Page and application data records
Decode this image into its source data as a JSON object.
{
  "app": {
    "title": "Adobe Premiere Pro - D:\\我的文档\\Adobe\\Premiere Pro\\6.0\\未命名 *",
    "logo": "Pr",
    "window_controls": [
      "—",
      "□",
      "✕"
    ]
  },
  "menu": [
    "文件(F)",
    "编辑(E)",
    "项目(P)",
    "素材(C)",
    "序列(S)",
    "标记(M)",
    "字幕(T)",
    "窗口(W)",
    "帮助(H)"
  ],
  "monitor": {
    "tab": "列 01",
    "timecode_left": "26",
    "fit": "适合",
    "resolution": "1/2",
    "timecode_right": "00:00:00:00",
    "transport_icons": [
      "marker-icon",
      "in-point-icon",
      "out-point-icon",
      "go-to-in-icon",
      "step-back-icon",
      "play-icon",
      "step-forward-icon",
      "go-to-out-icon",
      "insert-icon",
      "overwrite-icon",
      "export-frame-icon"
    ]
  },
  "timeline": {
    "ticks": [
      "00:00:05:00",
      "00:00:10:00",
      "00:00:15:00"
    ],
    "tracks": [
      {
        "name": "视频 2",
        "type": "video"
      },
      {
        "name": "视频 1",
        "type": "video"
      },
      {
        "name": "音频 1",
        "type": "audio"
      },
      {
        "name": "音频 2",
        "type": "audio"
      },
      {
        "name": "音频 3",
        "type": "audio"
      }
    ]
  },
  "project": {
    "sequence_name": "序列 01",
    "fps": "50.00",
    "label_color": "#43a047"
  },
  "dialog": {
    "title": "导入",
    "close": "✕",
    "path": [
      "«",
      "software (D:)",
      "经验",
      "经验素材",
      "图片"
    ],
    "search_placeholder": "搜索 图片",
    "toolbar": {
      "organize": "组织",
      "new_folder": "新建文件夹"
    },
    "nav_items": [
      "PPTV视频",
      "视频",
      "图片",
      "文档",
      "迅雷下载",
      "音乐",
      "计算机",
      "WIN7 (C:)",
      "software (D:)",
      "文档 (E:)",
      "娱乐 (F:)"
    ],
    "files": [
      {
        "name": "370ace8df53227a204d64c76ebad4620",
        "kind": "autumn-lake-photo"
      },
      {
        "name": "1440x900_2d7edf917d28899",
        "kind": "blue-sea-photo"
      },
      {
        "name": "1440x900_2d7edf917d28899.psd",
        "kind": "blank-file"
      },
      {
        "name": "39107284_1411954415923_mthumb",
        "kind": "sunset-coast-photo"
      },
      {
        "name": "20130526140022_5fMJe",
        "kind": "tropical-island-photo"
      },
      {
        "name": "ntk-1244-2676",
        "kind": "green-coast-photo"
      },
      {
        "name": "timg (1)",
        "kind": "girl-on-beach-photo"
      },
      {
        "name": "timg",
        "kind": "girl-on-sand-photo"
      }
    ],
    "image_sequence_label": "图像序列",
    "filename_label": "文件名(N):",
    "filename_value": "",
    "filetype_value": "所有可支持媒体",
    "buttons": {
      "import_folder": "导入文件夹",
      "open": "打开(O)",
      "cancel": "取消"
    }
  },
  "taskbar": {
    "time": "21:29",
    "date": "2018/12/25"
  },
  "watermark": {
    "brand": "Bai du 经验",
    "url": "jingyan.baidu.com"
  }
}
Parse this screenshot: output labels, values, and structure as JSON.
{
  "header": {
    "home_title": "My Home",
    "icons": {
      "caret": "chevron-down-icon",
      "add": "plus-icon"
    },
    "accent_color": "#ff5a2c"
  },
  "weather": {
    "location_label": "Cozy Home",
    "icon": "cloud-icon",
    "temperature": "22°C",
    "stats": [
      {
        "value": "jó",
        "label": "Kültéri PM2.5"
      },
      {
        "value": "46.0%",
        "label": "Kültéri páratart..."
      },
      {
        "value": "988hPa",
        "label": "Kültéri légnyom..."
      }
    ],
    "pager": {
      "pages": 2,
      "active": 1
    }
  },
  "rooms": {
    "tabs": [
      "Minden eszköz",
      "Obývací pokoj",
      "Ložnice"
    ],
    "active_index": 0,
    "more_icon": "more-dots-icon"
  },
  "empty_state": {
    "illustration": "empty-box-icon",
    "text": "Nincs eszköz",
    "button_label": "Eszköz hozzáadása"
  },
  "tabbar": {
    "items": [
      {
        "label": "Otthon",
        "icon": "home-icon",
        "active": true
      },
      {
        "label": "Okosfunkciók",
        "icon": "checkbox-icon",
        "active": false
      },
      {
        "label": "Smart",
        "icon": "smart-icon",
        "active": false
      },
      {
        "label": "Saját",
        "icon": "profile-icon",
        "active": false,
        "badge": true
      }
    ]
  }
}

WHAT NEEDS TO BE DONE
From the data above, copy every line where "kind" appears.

RESULT
        "kind": "autumn-lake-photo"
        "kind": "blue-sea-photo"
        "kind": "blank-file"
        "kind": "sunset-coast-photo"
        "kind": "tropical-island-photo"
        "kind": "green-coast-photo"
        "kind": "girl-on-beach-photo"
        "kind": "girl-on-sand-photo"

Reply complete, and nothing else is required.